I had not heard this interview with Leonard Cohen since 1993, the second year of World Cafe's existence, until we revisited it upon hearing of his death this week. I'd traveled to talk with Cohen backstage at a 1,000-seat theater he was playing in the suburbs outside Philadelphia. This was different from the large, triumphant tours he played in his 70s — it was almost workaday, a performance for the gathered faithful. The man who passed away Monday at the age of 82 was spry in his 60s. He had just released the album The Future.
I was a nervous, neophyte interviewer talking to someone near the top of my own personal tower of song. I went alone with a tape recorder. When Cohen arrived, he walked off the bus wearing a band jacket whose lapel had been embroidered with "Field Commander Cohen."
Commander Cohen was gracious as we settled into the reverberant dressing room. (Believe it or not, he thanked me for having the interest to interview him.) I can't believe I had the chutzpah to call him the "Barry White of folk music." What was I thinking? Well, I was thinking "deep voice, affinity for string arrangements" — and maybe that people listened while loving.
Afterward, it was soundcheck time and I settled in to listen — until Cohen came over and ever-so-kindly explained that sound check was a ritual, a sacred moment for the band. And, uh, I wasn't in the band.

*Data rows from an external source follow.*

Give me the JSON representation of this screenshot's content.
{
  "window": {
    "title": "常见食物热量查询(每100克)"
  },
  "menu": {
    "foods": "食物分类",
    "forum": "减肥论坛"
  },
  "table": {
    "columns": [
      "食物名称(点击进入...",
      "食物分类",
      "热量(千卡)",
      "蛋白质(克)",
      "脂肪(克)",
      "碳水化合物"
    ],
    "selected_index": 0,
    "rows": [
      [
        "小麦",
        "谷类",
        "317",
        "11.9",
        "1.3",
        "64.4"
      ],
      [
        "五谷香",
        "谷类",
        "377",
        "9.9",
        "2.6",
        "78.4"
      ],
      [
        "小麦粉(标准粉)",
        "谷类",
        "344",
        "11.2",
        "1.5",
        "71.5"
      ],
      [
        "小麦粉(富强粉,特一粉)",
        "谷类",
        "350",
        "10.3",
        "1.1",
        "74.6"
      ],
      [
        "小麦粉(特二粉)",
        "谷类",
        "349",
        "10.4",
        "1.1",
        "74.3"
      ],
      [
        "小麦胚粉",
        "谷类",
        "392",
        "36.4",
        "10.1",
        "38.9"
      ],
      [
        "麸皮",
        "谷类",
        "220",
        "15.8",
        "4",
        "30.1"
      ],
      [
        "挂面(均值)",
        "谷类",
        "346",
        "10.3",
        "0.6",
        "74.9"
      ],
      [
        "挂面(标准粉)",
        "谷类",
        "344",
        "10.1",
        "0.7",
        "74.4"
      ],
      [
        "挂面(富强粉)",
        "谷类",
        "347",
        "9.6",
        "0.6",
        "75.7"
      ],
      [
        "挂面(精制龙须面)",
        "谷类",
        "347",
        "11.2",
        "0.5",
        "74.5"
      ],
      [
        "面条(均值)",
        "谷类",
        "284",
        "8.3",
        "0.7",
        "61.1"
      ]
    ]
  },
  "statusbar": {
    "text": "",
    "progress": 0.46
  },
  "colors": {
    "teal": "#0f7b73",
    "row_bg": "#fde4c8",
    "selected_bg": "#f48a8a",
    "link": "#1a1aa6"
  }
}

I did not stay for the show that night. But years later, in 2009, I witnessed one of the most moving shows ever at the Tower Theater in Philadelphia — and I feel myself blessed.